* _Exercise brief_
Please copy every line with the string "data" from the entries below.

* _Provided entries_
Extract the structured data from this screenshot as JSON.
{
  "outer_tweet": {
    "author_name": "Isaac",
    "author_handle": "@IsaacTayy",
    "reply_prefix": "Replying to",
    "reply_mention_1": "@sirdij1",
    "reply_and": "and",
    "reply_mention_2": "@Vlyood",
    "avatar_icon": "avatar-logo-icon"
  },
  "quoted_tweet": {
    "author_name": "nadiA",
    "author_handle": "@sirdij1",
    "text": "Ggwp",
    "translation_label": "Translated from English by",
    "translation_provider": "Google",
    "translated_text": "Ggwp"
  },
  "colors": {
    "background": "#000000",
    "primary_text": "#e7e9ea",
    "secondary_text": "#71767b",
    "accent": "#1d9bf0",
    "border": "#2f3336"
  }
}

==

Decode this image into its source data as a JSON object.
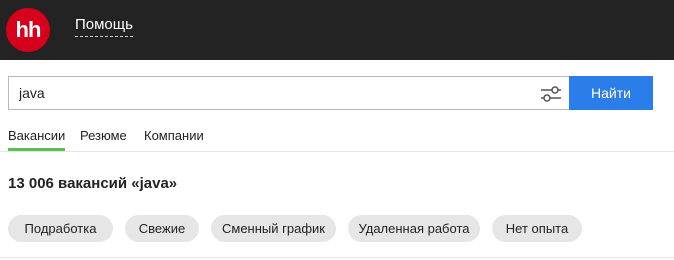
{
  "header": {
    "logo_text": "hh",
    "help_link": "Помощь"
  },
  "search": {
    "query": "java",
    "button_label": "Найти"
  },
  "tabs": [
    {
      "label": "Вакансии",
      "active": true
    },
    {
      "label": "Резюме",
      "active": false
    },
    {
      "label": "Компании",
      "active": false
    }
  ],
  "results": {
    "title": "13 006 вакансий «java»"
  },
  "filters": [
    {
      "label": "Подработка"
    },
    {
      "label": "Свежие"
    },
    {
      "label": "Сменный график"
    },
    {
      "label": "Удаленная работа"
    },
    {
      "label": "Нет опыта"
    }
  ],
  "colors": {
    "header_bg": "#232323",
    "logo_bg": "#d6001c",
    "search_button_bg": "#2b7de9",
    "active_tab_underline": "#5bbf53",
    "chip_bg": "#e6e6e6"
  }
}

* _Exercise solution_
Extract the structured data from this screenshot as JSON.
Decode this image into its source data as a JSON object.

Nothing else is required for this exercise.